What is separation anxiety disorder?
To understand separation anxiety disorder, it is important to first recognize the normal difficulty that infants and toddlers have with strangers and in separating from parents and caretakers. Infants show stranger anxiety by crying when someone unfamiliar to them approaches. This normal stage of development is connected with the baby learning to distinguish his or her parents or other familiar caretakers from people they don't know. Stranger anxiety usually starts at about 8 months of age and ends by the time the child is 2 years old, according to the American Academy of Pediatrics.
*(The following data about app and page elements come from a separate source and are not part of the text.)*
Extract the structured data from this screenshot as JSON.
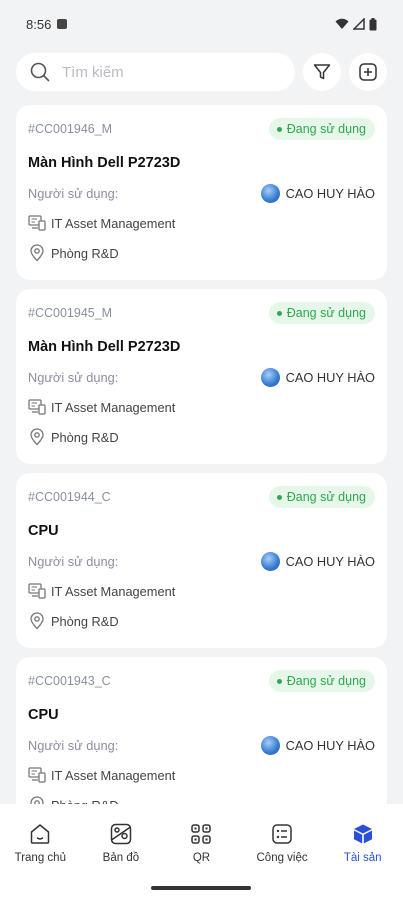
{
  "status_bar": {
    "time": "8:56"
  },
  "search": {
    "placeholder": "Tìm kiếm"
  },
  "cards": [
    {
      "code": "#CC001946_M",
      "status": "Đang sử dụng",
      "name": "Màn Hình Dell P2723D",
      "user_label": "Người sử dụng:",
      "user": "CAO HUY HÀO",
      "department": "IT Asset Management",
      "location": "Phòng R&D"
    },
    {
      "code": "#CC001945_M",
      "status": "Đang sử dụng",
      "name": "Màn Hình Dell P2723D",
      "user_label": "Người sử dụng:",
      "user": "CAO HUY HÀO",
      "department": "IT Asset Management",
      "location": "Phòng R&D"
    },
    {
      "code": "#CC001944_C",
      "status": "Đang sử dụng",
      "name": "CPU",
      "user_label": "Người sử dụng:",
      "user": "CAO HUY HÀO",
      "department": "IT Asset Management",
      "location": "Phòng R&D"
    },
    {
      "code": "#CC001943_C",
      "status": "Đang sử dụng",
      "name": "CPU",
      "user_label": "Người sử dụng:",
      "user": "CAO HUY HÀO",
      "department": "IT Asset Management",
      "location": "Phòng R&D"
    }
  ],
  "nav": [
    {
      "label": "Trang chủ",
      "icon": "home-icon"
    },
    {
      "label": "Bản đồ",
      "icon": "map-icon"
    },
    {
      "label": "QR",
      "icon": "qr-icon"
    },
    {
      "label": "Công việc",
      "icon": "tasks-icon"
    },
    {
      "label": "Tài sản",
      "icon": "assets-icon",
      "active": true
    }
  ],
  "colors": {
    "accent": "#2b4fd9",
    "status_green": "#2fa84f",
    "status_bg": "#e6f7e9"
  }
}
Separation anxiety as a normal life stage first develops at about 7 months of age, once a baby understands that his or her caregivers do not disappear when out of sight (object permanence). That leads to the baby developing a true attachment to those adults. Normal separation anxiety is most commonly at its strongest at 10-18 months of age and gradually subsides, usually by the time the child is 3 years old. Normal separation anxiety may result in parents having trouble with their babies at bedtime or other times of separation, in that the child becomes anxious, cries, or clings to the caretaker.
In addition to the child's temperament, factors that contribute to how quickly or successfully he or she moves past separation anxiety by preschool age include how well the parent and child reunite, the skills the child and adult have at coping with the separation, and how well the adult responds to the infant's separation issues. For example, children of anxious parents tend to be anxious children.
Separation anxiety disorder is a mental health disorder that usually begins in childhood and is characterized by worrying that is out of proportion to the situation of temporarily leaving home or otherwise separating from loved ones. Approximately 4%-5% of children and adolescents suffer from separation anxiety disorder.